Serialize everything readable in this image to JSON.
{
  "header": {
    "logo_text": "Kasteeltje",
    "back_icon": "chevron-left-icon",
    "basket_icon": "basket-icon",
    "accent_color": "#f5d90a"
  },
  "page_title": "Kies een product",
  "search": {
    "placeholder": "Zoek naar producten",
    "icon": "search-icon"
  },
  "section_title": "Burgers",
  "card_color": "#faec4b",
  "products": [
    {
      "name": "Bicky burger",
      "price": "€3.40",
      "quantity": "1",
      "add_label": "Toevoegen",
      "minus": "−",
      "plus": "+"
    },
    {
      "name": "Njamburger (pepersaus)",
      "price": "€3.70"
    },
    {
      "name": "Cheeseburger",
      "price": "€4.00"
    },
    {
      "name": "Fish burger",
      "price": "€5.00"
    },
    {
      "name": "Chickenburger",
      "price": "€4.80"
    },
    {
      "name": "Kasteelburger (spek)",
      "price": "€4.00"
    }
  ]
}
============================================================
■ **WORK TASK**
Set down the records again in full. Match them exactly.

■ **RESPONSE**
Serialize everything readable in this image to JSON.
{
  "header": {
    "logo_text": "Kasteeltje",
    "back_icon": "chevron-left-icon",
    "basket_icon": "basket-icon",
    "accent_color": "#f5d90a"
  },
  "page_title": "Kies een product",
  "search": {
    "placeholder": "Zoek naar producten",
    "icon": "search-icon"
  },
  "section_title": "Burgers",
  "card_color": "#faec4b",
  "products": [
    {
      "name": "Bicky burger",
      "price": "€3.40",
      "quantity": "1",
      "add_label": "Toevoegen",
      "minus": "−",
      "plus": "+"
    },
    {
      "name": "Njamburger (pepersaus)",
      "price": "€3.70"
    },
    {
      "name": "Cheeseburger",
      "price": "€4.00"
    },
    {
      "name": "Fish burger",
      "price": "€5.00"
    },
    {
      "name": "Chickenburger",
      "price": "€4.80"
    },
    {
      "name": "Kasteelburger (spek)",
      "price": "€4.00"
    }
  ]
}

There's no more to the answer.